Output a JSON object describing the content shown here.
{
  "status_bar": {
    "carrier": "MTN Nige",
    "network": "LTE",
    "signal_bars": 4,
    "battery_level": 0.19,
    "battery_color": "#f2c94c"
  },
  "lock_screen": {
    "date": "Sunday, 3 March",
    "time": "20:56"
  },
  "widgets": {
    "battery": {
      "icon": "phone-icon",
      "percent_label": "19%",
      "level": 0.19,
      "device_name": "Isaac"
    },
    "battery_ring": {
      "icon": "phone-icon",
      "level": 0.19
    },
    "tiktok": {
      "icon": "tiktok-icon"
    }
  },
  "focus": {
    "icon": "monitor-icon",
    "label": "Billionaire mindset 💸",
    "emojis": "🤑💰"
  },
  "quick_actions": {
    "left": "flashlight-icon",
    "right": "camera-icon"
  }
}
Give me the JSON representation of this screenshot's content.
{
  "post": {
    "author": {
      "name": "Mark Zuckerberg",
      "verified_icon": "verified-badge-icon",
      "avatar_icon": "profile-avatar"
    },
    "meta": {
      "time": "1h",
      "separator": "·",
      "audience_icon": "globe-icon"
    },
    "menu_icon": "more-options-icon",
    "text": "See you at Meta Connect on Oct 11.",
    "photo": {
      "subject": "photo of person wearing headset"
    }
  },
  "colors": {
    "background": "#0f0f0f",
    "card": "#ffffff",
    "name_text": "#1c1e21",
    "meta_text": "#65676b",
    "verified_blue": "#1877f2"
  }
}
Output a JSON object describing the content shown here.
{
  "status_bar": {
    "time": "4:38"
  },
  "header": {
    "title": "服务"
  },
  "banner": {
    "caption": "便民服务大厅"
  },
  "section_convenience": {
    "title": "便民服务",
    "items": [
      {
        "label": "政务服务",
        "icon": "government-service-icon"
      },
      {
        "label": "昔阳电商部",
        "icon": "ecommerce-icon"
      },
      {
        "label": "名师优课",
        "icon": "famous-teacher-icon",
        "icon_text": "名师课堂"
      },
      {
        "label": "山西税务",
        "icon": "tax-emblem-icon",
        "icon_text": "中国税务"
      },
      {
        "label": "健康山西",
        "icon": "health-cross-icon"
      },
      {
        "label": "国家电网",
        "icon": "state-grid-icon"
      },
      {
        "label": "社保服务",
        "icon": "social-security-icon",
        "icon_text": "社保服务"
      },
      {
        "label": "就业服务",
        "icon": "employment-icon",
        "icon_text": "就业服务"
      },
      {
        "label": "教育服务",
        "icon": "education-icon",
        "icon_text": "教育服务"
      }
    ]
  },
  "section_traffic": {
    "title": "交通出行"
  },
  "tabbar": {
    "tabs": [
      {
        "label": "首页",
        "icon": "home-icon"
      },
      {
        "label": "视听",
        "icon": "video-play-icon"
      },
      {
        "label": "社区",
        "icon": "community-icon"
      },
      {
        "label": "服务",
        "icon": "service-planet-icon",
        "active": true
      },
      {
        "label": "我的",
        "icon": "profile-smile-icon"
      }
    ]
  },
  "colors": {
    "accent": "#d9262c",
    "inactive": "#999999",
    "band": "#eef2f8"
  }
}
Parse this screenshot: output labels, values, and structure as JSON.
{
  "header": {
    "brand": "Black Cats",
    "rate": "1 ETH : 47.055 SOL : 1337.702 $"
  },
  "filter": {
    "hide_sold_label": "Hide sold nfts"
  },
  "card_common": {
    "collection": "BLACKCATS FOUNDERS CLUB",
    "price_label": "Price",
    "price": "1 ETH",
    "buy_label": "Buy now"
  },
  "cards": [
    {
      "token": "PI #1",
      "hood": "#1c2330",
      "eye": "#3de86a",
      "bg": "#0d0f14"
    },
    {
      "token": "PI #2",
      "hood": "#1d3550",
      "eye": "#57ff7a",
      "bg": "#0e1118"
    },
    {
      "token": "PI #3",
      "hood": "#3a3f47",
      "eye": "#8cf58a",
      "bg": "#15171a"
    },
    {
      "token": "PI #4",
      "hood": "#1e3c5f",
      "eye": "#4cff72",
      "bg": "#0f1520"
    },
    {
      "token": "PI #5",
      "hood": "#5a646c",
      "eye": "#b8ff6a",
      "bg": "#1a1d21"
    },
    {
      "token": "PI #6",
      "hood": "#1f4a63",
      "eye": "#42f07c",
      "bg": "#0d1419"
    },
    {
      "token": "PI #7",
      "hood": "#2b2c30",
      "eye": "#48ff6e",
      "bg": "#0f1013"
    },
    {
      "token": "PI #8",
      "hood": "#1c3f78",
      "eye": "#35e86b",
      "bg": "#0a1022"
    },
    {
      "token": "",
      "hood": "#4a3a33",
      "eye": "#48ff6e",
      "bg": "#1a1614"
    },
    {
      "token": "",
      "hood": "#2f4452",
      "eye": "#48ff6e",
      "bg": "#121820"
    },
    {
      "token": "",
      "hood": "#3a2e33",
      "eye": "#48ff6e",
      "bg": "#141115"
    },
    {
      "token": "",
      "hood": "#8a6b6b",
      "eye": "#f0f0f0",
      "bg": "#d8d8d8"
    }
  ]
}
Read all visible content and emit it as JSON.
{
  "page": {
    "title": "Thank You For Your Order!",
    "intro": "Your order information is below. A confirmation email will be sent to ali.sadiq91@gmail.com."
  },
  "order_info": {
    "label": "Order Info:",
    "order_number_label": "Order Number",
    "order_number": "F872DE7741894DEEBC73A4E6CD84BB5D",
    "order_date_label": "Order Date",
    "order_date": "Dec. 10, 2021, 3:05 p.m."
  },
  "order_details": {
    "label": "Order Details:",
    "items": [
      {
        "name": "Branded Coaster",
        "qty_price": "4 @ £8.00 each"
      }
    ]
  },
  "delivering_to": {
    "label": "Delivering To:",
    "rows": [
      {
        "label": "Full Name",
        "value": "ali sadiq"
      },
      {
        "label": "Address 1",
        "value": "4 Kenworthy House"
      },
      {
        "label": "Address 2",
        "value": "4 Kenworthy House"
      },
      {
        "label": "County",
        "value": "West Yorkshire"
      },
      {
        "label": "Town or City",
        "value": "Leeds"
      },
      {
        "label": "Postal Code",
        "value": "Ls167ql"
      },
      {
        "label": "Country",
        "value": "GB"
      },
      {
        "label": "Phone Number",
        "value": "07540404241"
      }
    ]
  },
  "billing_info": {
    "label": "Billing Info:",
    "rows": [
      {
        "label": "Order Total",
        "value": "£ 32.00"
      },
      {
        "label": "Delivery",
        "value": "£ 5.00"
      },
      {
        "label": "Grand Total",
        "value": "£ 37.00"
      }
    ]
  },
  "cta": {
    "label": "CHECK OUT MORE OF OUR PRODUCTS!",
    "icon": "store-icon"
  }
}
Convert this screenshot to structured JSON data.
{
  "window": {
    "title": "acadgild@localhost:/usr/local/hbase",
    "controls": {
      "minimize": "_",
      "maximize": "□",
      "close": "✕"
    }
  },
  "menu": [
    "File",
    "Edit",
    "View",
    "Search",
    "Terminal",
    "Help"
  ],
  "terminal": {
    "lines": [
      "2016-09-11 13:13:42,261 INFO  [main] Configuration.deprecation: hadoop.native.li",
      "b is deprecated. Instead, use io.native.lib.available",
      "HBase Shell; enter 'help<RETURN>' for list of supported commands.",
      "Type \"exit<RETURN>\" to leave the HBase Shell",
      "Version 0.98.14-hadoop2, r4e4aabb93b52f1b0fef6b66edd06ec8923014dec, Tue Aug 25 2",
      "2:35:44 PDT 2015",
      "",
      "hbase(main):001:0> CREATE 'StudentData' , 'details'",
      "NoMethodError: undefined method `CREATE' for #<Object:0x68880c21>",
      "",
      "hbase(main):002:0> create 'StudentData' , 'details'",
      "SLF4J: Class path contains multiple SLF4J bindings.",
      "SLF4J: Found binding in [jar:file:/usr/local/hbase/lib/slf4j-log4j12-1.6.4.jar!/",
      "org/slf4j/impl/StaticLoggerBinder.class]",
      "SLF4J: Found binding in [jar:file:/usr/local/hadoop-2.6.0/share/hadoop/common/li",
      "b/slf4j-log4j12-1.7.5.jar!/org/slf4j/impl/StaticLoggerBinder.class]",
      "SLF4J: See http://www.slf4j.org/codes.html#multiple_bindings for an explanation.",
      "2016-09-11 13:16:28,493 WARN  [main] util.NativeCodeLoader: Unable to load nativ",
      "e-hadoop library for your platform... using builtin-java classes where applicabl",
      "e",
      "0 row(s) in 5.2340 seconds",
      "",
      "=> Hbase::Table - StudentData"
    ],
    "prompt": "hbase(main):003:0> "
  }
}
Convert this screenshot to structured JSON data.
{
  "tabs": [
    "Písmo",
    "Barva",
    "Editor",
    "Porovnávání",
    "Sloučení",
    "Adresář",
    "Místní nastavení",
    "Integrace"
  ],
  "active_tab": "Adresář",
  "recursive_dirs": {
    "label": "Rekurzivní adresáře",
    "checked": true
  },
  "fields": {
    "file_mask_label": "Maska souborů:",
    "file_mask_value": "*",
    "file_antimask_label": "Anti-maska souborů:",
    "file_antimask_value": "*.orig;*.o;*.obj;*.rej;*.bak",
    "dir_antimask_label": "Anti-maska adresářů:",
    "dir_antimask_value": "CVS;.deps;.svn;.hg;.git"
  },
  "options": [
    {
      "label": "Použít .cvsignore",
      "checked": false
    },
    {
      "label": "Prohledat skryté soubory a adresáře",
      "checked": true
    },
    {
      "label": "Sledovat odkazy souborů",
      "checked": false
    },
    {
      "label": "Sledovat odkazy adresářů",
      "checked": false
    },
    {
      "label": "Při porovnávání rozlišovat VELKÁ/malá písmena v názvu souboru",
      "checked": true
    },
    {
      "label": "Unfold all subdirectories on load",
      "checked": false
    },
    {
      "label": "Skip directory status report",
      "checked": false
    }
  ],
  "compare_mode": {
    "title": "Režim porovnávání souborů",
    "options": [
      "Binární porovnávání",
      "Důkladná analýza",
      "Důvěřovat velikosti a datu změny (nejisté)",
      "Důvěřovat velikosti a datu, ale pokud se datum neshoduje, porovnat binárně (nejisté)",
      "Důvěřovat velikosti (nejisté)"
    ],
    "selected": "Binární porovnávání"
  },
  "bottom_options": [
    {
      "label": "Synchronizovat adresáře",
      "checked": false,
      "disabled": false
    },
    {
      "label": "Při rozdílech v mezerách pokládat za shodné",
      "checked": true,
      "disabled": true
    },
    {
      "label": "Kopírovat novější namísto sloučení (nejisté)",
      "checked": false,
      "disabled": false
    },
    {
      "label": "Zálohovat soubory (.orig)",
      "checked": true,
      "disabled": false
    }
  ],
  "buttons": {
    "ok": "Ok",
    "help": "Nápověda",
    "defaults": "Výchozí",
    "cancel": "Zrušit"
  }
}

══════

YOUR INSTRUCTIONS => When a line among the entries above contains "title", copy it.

TASK OUTPUT =>
    "title": "服务"
    "title": "便民服务",
    "title": "交通出行"
    "title": "Thank You For Your Order!",
    "title": "acadgild@localhost:/usr/local/hbase",
    "title": "Režim porovnávání souborů",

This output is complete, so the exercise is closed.